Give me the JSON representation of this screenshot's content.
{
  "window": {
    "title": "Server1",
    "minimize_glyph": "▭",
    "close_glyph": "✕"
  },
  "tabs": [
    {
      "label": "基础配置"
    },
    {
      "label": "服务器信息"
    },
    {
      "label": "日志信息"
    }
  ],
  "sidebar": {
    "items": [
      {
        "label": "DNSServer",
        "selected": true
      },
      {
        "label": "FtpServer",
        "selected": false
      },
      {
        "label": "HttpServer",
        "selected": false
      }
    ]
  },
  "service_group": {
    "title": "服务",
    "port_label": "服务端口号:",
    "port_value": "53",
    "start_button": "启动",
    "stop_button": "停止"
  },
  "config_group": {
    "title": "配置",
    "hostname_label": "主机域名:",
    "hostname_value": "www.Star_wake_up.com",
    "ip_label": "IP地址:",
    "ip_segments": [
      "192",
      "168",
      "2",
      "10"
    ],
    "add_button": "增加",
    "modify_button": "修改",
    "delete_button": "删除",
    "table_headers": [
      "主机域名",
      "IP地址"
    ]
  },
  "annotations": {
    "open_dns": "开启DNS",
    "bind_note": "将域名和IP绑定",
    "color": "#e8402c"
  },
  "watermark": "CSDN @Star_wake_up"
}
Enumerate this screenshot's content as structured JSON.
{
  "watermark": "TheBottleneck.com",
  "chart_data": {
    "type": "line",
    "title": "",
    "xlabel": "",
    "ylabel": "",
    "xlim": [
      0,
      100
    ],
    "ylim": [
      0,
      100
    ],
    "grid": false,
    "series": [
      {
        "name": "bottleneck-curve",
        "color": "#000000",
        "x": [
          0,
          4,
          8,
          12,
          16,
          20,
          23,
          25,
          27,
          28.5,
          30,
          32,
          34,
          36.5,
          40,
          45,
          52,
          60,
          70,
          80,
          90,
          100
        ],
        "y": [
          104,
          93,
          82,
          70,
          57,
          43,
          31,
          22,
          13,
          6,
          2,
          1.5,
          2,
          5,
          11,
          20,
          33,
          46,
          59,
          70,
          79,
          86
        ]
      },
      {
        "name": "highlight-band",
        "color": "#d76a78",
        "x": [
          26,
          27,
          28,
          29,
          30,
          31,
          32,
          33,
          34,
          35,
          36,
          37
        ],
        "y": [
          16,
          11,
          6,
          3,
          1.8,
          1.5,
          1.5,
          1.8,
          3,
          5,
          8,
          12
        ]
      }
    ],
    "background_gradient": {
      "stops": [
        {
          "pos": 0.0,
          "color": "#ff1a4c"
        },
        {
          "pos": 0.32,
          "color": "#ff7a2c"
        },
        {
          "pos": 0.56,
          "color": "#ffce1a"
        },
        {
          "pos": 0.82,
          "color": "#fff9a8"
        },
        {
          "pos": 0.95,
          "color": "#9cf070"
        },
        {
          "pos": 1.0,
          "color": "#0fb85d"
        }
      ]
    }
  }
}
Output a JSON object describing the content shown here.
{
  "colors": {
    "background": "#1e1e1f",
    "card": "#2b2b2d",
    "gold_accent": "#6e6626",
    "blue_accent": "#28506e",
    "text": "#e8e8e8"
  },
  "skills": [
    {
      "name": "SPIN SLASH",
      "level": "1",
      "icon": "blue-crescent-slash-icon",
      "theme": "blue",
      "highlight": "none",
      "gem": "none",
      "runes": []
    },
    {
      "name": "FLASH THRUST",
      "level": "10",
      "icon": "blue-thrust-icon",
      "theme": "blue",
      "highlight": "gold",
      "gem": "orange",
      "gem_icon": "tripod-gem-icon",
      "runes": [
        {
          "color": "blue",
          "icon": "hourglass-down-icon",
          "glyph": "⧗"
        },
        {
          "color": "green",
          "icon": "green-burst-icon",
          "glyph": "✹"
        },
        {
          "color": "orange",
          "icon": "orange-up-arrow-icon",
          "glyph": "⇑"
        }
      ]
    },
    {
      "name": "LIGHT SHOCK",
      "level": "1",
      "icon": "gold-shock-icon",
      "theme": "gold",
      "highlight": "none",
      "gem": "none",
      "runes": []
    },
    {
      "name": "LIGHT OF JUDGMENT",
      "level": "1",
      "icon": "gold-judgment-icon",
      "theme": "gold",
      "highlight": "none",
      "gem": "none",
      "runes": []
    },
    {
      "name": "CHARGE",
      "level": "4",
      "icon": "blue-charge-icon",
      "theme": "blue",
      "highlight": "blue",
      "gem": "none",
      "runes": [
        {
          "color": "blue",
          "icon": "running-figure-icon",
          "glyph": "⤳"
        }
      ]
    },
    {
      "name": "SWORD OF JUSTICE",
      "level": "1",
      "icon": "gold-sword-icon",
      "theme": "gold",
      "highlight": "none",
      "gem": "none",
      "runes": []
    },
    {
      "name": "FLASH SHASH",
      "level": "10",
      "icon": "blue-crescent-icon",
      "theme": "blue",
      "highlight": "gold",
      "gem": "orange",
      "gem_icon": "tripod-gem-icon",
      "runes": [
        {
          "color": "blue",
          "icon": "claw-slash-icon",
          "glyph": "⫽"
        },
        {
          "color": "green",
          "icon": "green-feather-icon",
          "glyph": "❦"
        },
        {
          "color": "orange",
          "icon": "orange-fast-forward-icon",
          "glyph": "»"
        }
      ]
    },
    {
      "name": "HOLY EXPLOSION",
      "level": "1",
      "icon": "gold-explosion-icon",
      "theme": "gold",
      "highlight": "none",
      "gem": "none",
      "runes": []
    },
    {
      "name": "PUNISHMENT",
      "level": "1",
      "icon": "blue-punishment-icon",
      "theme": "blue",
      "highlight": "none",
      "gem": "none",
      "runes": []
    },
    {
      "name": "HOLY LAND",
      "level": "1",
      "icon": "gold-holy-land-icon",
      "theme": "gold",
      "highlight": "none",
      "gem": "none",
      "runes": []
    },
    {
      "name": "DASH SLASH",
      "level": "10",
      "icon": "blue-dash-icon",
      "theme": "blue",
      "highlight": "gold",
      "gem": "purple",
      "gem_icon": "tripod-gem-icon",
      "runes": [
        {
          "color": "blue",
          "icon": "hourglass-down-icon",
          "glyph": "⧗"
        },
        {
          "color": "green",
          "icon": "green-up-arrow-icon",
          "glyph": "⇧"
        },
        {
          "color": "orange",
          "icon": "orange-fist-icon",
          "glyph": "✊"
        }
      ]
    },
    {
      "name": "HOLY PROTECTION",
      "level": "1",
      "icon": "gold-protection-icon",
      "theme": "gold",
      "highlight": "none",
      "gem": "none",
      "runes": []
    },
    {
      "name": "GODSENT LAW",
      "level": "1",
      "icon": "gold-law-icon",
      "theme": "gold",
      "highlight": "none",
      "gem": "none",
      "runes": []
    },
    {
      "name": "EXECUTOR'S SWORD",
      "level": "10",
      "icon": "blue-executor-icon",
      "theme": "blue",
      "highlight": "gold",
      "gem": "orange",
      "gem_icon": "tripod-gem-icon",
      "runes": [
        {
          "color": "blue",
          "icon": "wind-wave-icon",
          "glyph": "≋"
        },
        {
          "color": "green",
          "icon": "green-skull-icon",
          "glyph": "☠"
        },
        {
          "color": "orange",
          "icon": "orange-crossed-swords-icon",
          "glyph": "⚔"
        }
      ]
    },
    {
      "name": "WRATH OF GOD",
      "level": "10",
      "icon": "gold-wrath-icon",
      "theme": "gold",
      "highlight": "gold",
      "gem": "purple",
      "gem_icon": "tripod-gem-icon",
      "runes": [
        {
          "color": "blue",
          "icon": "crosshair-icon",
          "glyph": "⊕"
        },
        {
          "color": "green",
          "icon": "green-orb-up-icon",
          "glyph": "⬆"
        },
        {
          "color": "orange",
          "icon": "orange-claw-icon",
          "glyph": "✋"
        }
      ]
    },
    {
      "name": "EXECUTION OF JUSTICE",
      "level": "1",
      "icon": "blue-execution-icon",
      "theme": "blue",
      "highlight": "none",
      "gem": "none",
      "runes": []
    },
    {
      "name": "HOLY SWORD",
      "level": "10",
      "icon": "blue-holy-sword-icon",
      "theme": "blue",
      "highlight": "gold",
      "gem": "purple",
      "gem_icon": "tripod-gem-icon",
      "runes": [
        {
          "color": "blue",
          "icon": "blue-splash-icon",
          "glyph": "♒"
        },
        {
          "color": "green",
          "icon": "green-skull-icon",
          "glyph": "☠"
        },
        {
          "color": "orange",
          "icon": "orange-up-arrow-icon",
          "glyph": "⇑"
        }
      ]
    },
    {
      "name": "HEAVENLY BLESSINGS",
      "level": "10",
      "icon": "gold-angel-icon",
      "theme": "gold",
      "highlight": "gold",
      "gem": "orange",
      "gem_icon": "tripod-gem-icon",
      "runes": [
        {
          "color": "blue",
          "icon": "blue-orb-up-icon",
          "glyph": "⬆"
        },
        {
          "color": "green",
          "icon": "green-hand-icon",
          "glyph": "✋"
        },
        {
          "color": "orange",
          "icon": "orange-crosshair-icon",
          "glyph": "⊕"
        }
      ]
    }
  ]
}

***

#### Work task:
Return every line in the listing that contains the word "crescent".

#### Your response:
      "icon": "blue-crescent-slash-icon",
      "icon": "blue-crescent-icon",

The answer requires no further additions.